After putting in quite a few hard miles on test mules, Performance Bike has released their Scattante CFX Black disc brake cyclocross bike.

Ben Turits, PB’s Product Manager that led this model through production, gave it a pretty aggressive geometry with 74° seat angle to put you over the pedals and a stable 72º head angle with oversized tapered headtube. The frame has ample tire clearance, letting you run larger tires on non-UCI events and keep mud from bunching up.

Spec is pretty impressive for the price. It’s rolling on Stan’s NoTubes ZTR Alpha 340 wheels with Hutchinson Bulldog tires, Avid mechanical brakes and a full SRAM Force group. Little touches like an included K-Edge chain catcher and FSA cockpit with Prologo saddle make it a solid deal. Video and more pics after the break…

2013 Performance Bike Scattante CFX Black disc brake cyclocross bike

Part of the development was real world testing, and one of their sales guys used it for Jeremiah Bishop’s Alpine Loop Gran Fondo with road tires, as well as some off road riding and racing throughout the past year.

2013 Performance Bike Scattante CFX Black disc brake cyclocross bike

Post mount brakes keep things simple, and full external housing makes it easy to swap to hydraulic brakes as they come available.

2013 Performance Bike Scattante CFX Black disc brake cyclocross bike

Everyone may be doing a matte black carbon frame these days, and that’s because it looks good. It’s also going to keep looking good compared to a painted frame after continually being subjected to mud and crud. Better shown in the video, the bottom bracket and tall chainstays make for a pretty large, presumably stiff lower section.

2013 Performance Bike Scattante CFX Black disc brake cyclocross bike

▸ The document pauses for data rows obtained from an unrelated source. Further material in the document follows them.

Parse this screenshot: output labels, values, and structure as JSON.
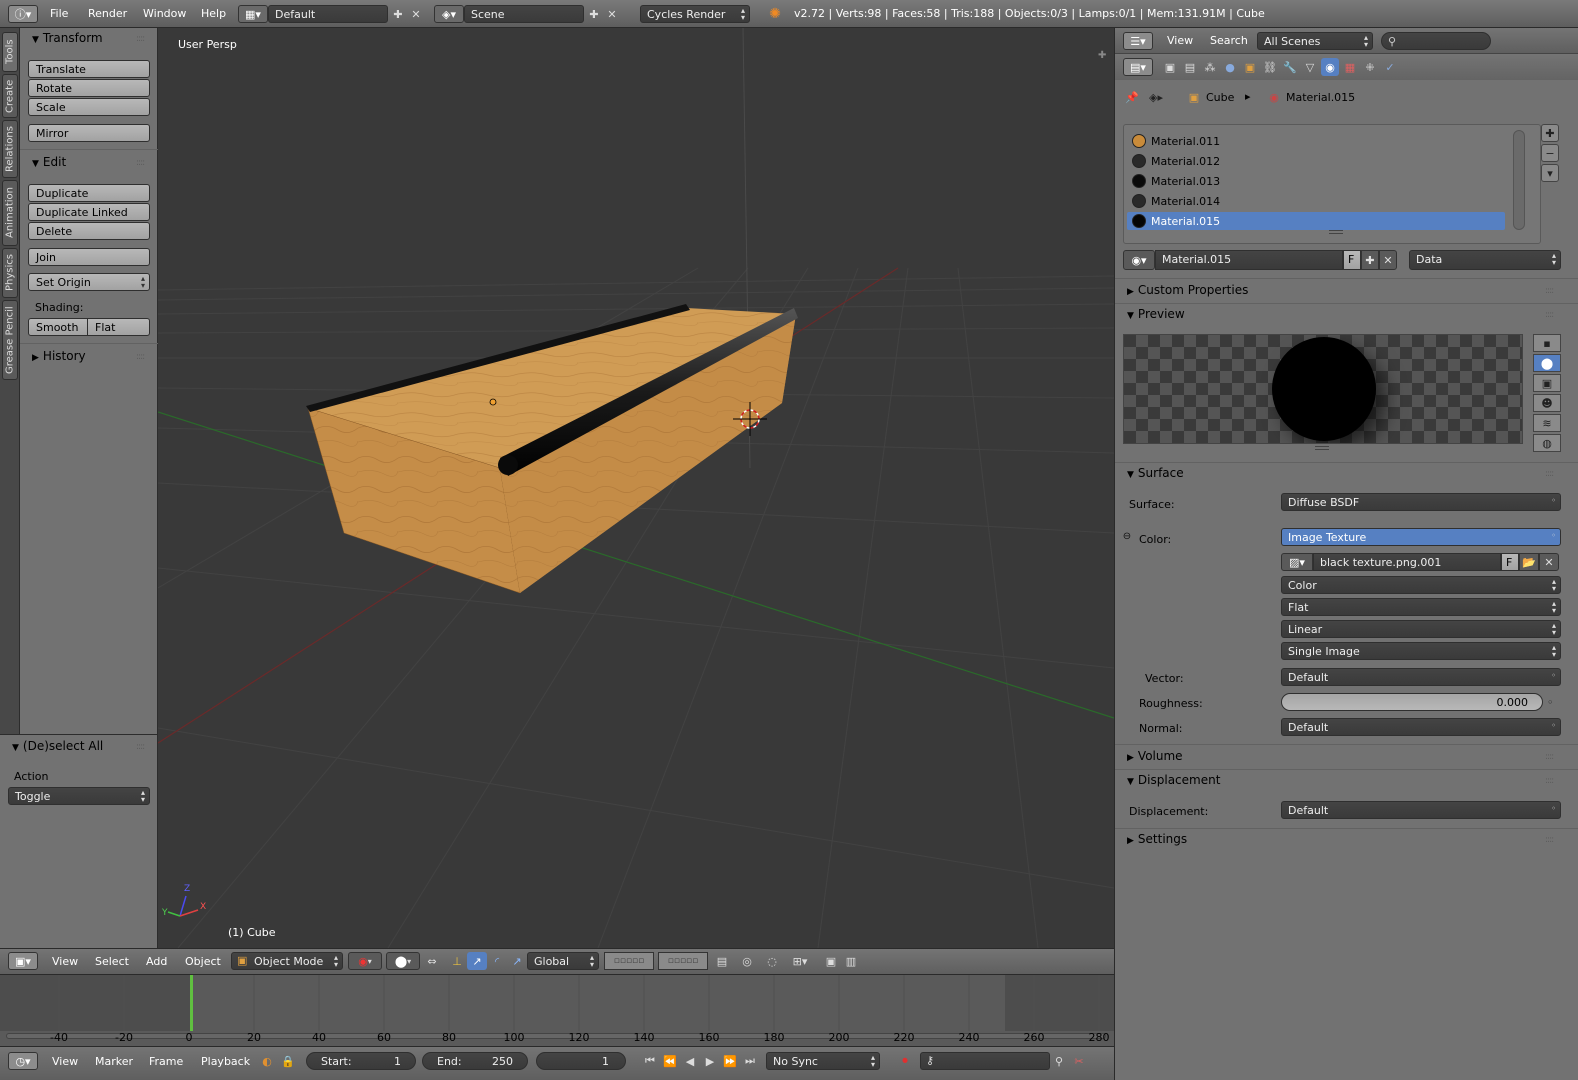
{
  "topbar": {
    "menus": [
      "File",
      "Render",
      "Window",
      "Help"
    ],
    "layout": "Default",
    "scene": "Scene",
    "engine": "Cycles Render",
    "stats": "v2.72 | Verts:98 | Faces:58 | Tris:188 | Objects:0/3 | Lamps:0/1 | Mem:131.91M | Cube"
  },
  "tabs": [
    "Tools",
    "Create",
    "Relations",
    "Animation",
    "Physics",
    "Grease Pencil"
  ],
  "shelf": {
    "transform_title": "Transform",
    "translate": "Translate",
    "rotate": "Rotate",
    "scale": "Scale",
    "mirror": "Mirror",
    "edit_title": "Edit",
    "duplicate": "Duplicate",
    "duplicate_linked": "Duplicate Linked",
    "delete": "Delete",
    "join": "Join",
    "set_origin": "Set Origin",
    "shading_label": "Shading:",
    "smooth": "Smooth",
    "flat": "Flat",
    "history_title": "History"
  },
  "operator": {
    "title": "(De)select All",
    "action_label": "Action",
    "action_value": "Toggle"
  },
  "viewport": {
    "view_name": "User Persp",
    "object_label": "(1) Cube",
    "axis_x": "X",
    "axis_y": "Y",
    "axis_z": "Z"
  },
  "view_header": {
    "menus": [
      "View",
      "Select",
      "Add",
      "Object"
    ],
    "mode": "Object Mode",
    "orientation": "Global"
  },
  "timeline": {
    "ticks": [
      "-40",
      "-20",
      "0",
      "20",
      "40",
      "60",
      "80",
      "100",
      "120",
      "140",
      "160",
      "180",
      "200",
      "220",
      "240",
      "260",
      "280"
    ],
    "current_frame_marker": 0
  },
  "timeline_header": {
    "menus": [
      "View",
      "Marker",
      "Frame",
      "Playback"
    ],
    "start_label": "Start:",
    "start_value": "1",
    "end_label": "End:",
    "end_value": "250",
    "current": "1",
    "sync": "No Sync"
  },
  "props": {
    "header": {
      "view": "View",
      "search": "Search",
      "scenes": "All Scenes"
    },
    "breadcrumb": {
      "object": "Cube",
      "material": "Material.015"
    },
    "materials": [
      {
        "name": "Material.011",
        "color": "#c98b3a",
        "selected": false
      },
      {
        "name": "Material.012",
        "color": "#2a2a2a",
        "selected": false
      },
      {
        "name": "Material.013",
        "color": "#0a0a0a",
        "selected": false
      },
      {
        "name": "Material.014",
        "color": "#2a2a2a",
        "selected": false
      },
      {
        "name": "Material.015",
        "color": "#050505",
        "selected": true
      }
    ],
    "datablock": {
      "name": "Material.015",
      "fake": "F",
      "link": "Data"
    },
    "panels": {
      "custom_properties": "Custom Properties",
      "preview": "Preview",
      "surface": "Surface",
      "volume": "Volume",
      "displacement": "Displacement",
      "settings": "Settings"
    },
    "surface": {
      "surface_label": "Surface:",
      "surface_value": "Diffuse BSDF",
      "color_label": "Color:",
      "color_value": "Image Texture",
      "image_name": "black texture.png.001",
      "image_fake": "F",
      "color_space": "Color",
      "projection": "Flat",
      "interpolation": "Linear",
      "source": "Single Image",
      "vector_label": "Vector:",
      "vector_value": "Default",
      "roughness_label": "Roughness:",
      "roughness_value": "0.000",
      "normal_label": "Normal:",
      "normal_value": "Default"
    },
    "displacement": {
      "label": "Displacement:",
      "value": "Default"
    }
  },
  "colors": {
    "selection": "#5680c2",
    "header": "#727272",
    "viewport_bg": "#393939",
    "wood": "#c8974f",
    "frame_marker": "#60c040"
  }
}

It retails for $2,499 at PerformanceBike.com. We know you’re asking, so here’s the deal: The frame started life with a catalog tubeset, then they changed the bottom bracket from PFBB30 back to standard/GXP threaded external cups. Other modifications were a tall, rectangular box section chainstay to improve stiffness both through size and giving it a larger contact patch when mounting to the bottom bracket. They went to a different factory for the fork to get a stiffer model.



  1. Nice specs. Assuming a 1200 gram frame and 600 gram frame it should be about 18-19 lb I would think.

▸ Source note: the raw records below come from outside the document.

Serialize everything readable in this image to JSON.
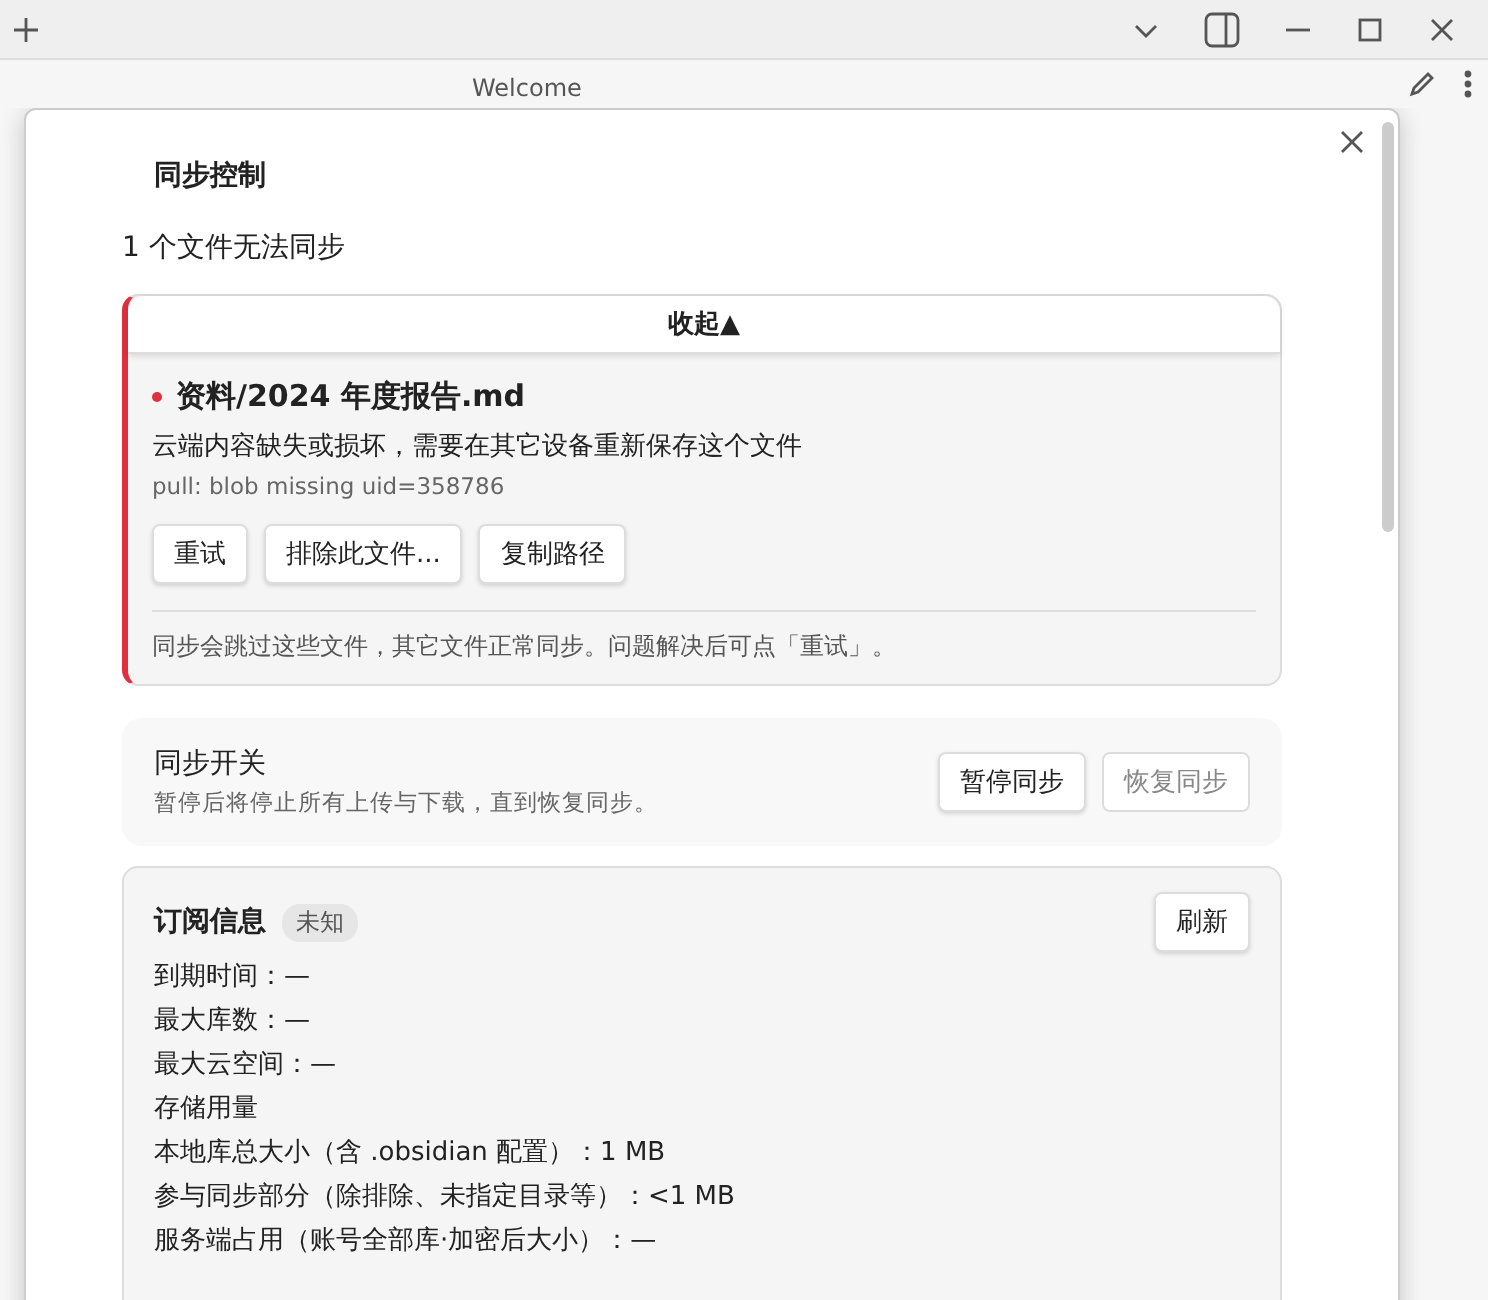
{
  "tab": {
    "title": "Welcome"
  },
  "modal": {
    "title": "同步控制",
    "summary": "1 个文件无法同步",
    "issues_panel": {
      "toggle_label": "收起",
      "toggle_icon": "▲",
      "expanded": true,
      "files": [
        {
          "path": "资料/2024 年度报告.md",
          "color": "#e0303f",
          "message": "云端内容缺失或损坏，需要在其它设备重新保存这个文件",
          "detail": "pull: blob missing uid=358786",
          "actions": [
            "重试",
            "排除此文件...",
            "复制路径"
          ]
        }
      ],
      "note": "同步会跳过这些文件，其它文件正常同步。问题解决后可点「重试」。"
    },
    "sync_switch": {
      "title": "同步开关",
      "description": "暂停后将停止所有上传与下载，直到恢复同步。",
      "buttons": [
        {
          "label": "暂停同步",
          "disabled": false
        },
        {
          "label": "恢复同步",
          "disabled": true
        }
      ]
    },
    "subscription": {
      "title": "订阅信息",
      "badge": "未知",
      "refresh": "刷新",
      "lines": [
        "到期时间：—",
        "最大库数：—",
        "最大云空间：—",
        "存储用量",
        "本地库总大小（含 .obsidian 配置）：1 MB",
        "参与同步部分（除排除、未指定目录等）：<1 MB",
        "服务端占用（账号全部库·加密后大小）：—"
      ]
    }
  }
}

    Factor in sales and incentives and this should be a good seller at 1500-2000. I doubt they’ll sell many at regular price.

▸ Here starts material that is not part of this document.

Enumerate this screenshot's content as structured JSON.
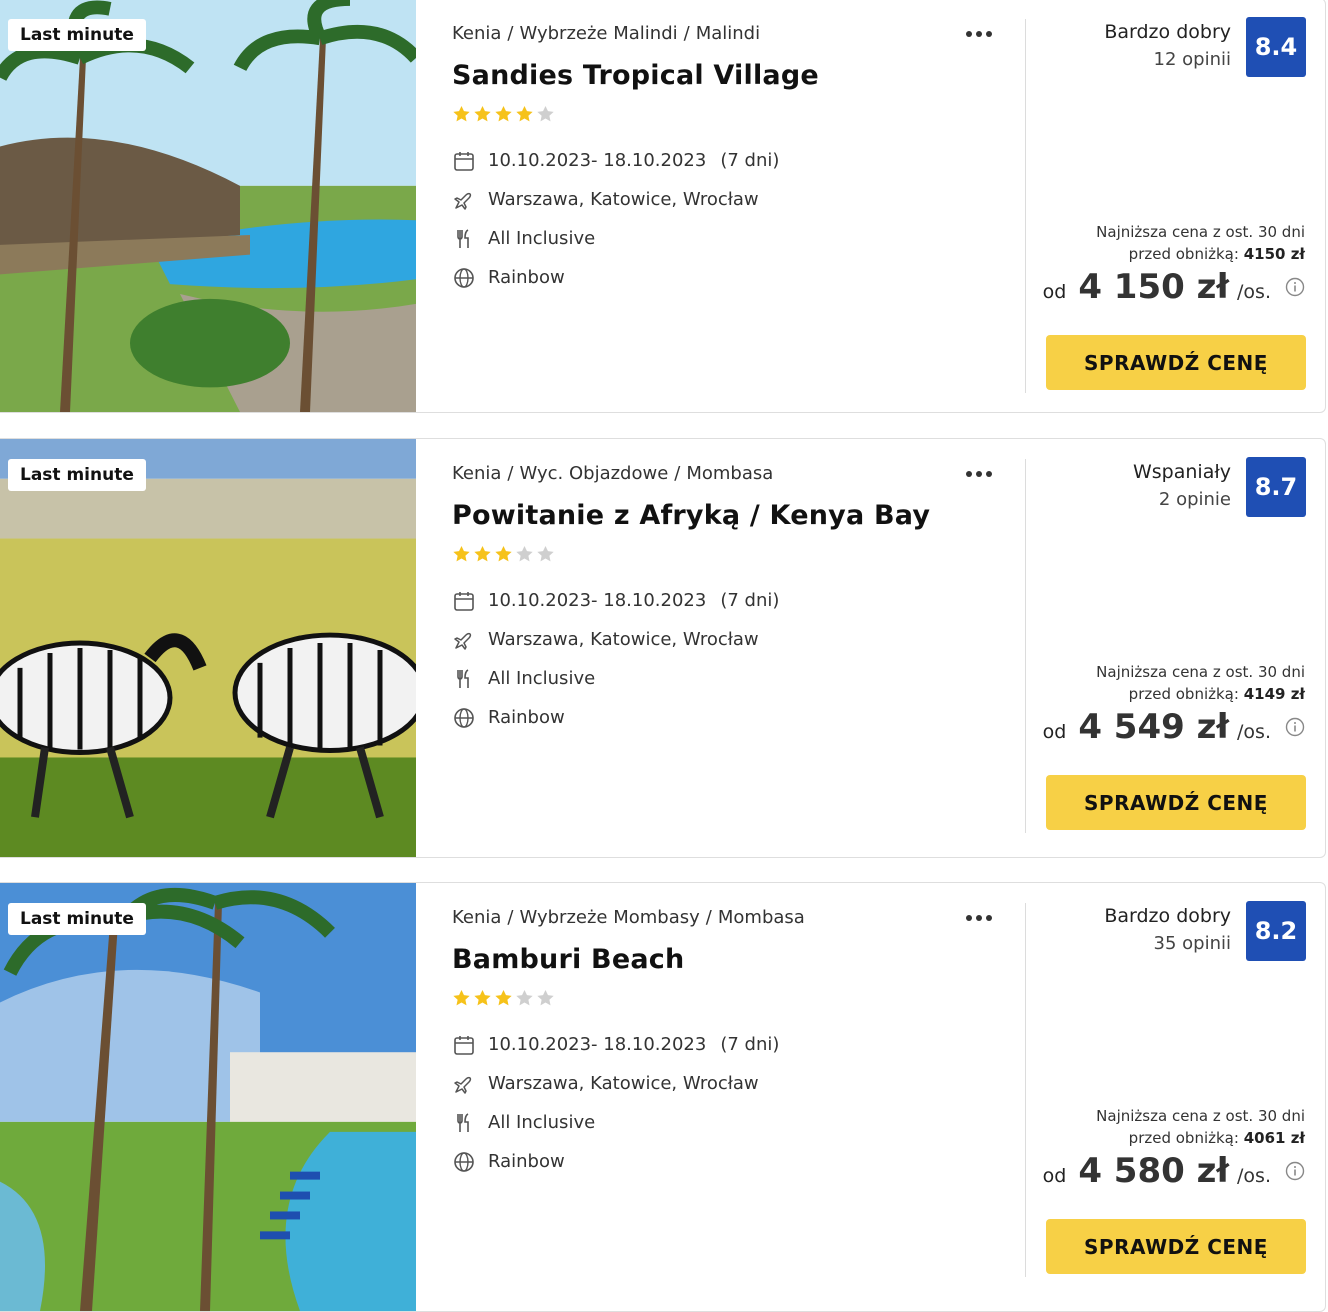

    I still think steel, alum or ti is better for cross. I would have killed a carbon bike at my one and only CX race.

  2. “It’s a recreational activity for the affluent.”

    I’d debate that, I earn less than $14 an hour and I’ll have less than $100 in the bank after my mortgage goes out today, but I’ll still be at our local CX race on Sunday, because I love to race. I do 3 or 4 mountain bike races during the spring/summer. I’d love to do more but each one makes for a tight month, what with entry fees, nutrition, travel etc.

    Affluent I’m not.

  3. @chris f – How’s that? Because Charlie has a mortgage and isn’t living on the streets? I’m with Charlie on the gross generalization that cross racing (or bicycle racing in general) is a recreational activity for the affluent. There are all kinds of people that race bikes. It’s obviously not an activity for the truly impoverished and of course wealth is relative, but there are plenty of folks that are not affluent by the standards of their respective locales that make racing a priority. I certainly fall into that category as well as most of my friends.

What do you think?